In a recent inspection of a hydrogen reformer at a chemical plant, Simon Kumm of InspecDrone used Flyability’s Elios 2 indoor drone to get access to places that would have been very difficult to reach on foot.
Inside, the reformer was lined with fragile ceramic fiber, making it almost impossible to enter.

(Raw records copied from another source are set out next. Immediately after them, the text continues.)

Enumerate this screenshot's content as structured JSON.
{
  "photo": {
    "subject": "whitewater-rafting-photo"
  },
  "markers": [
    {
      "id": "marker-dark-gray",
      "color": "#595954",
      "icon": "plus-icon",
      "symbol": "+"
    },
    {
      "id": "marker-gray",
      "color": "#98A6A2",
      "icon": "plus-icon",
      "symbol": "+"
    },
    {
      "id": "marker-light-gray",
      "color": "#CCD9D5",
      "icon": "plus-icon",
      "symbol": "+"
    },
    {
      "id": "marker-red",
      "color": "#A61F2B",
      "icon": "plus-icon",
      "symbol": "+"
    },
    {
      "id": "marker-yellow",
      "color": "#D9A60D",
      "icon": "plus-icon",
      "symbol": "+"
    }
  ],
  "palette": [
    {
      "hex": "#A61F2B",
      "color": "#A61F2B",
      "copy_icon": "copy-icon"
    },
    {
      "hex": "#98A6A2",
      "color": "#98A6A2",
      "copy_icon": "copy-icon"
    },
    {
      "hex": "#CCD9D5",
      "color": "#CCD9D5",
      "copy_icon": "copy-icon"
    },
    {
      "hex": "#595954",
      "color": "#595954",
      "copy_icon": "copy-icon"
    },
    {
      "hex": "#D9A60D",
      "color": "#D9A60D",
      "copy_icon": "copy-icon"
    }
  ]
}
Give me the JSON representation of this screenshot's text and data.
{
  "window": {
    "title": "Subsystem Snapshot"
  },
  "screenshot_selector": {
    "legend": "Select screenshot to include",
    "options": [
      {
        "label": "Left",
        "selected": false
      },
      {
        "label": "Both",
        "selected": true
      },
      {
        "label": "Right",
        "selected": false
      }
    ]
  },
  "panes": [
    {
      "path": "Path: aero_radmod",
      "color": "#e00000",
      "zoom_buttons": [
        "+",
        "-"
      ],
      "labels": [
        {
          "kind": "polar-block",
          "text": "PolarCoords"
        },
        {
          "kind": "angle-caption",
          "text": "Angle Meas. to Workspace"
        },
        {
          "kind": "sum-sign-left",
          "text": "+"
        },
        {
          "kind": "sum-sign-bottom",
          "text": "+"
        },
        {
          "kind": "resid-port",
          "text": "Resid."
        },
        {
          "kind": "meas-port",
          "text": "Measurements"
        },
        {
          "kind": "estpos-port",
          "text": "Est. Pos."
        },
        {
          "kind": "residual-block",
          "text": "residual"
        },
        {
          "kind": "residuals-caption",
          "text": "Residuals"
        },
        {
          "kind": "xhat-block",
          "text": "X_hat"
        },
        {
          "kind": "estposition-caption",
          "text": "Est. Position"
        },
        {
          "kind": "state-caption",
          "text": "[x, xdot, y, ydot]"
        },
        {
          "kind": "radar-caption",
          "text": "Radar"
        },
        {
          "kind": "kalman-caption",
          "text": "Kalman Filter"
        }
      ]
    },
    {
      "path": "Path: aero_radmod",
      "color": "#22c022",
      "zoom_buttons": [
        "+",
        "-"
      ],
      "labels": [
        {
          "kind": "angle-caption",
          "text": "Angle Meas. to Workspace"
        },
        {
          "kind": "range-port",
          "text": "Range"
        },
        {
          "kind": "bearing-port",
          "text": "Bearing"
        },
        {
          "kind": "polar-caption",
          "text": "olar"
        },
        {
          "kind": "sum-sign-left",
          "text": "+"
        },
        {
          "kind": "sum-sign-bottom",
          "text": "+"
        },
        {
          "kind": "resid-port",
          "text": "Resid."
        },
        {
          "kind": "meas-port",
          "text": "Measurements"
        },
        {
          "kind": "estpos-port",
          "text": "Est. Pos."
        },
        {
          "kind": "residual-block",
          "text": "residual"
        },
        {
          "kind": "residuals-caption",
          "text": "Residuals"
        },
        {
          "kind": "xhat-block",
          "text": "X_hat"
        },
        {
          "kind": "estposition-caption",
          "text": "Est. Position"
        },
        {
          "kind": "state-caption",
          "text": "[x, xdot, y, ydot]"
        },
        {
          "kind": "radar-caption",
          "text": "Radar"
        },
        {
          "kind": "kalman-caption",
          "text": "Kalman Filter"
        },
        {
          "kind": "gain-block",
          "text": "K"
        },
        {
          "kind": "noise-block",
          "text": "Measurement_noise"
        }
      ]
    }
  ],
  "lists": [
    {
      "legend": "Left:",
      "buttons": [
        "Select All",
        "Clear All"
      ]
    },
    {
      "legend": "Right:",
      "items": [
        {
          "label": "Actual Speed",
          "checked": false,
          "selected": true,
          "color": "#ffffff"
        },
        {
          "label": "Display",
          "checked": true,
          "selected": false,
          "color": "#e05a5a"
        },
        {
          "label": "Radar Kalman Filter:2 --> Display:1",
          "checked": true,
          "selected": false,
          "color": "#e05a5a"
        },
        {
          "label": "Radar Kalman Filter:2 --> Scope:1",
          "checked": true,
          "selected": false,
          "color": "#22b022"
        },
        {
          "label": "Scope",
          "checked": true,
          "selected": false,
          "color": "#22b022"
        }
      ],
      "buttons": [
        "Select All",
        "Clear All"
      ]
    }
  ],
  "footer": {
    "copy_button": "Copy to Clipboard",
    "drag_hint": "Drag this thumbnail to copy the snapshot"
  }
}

By using the Elios 2, Kumm was able to fly inside and collect all the visual data he needed to complete the inspection.
5. High Quality Visual Data
Inspectors in the chemicals industry are using indoor drones to get high quality visual data showing minute details inside the assets they’re inspecting.
Flyability’s Elios 2 provides high definition 4K video and high quality images, along with stabilization and unique lighting features to let pilots hone in on important details in the imagery they capture, further improving the quality of visual data they collect.
An image captured by the Elios 2 with points of interest circled
High quality visual data like this can provide insights for operations, engineering, survey, and safety departments within the chemicals industry, which can then be used in the ongoing maintenance of an asset.
6. Increased Frequency of Inspections
Because indoor drones can quickly collect visual data inside of assets that are hard to access physically—like a pressure vessel, or the inside of a storage tank—they can be used for quick spot checks.
Being able to get visual data quickly and regularly on the condition of an asset can lead to improved maintenance procedures overall, ultimately resulting in reductions not only of scheduled downtimes but also of unscheduled downtimes, which might take place due to equipment failure.
When the team at Yara performed a round of internal inspections with the Elios 2, it found that the lower cost and the ease of use meant they could perform more inspections than were previously possible.
They were excited by this prospect, because the increase in frequency could mean an increase in the quality of maintenance provided for the plant’s assets—and ultimately an increase in the lifespan of those assets.
7. Data Localization
Inspector 3.0 is Flyability’s software made specifically for inspection professionals.
In the software, inspectors can pinpoint the location of defects found in their inspection footage so that they can return to them in future inspections or share them with other stakeholders in the maintenance process.
In a challenging hydrogen reformer inspection at a chemicals plant, where the interior surface was incredibly uniform, Simon Kumm of InspecDrone was able to use Inspector 3.0 to know exactly where the flaws he saw in his inspection footage were located within the asset.
Kumm using Inspector 3.0 to process the data collected for the inspection
“Inspector 3.0 gives inspectors an all-in-one solution for their specific needs when it comes to 3D models, providing quick, accurate locational data in a visual format to help them do their work more efficiently.”
- Simon Kumm, Managing Director of InspecDrone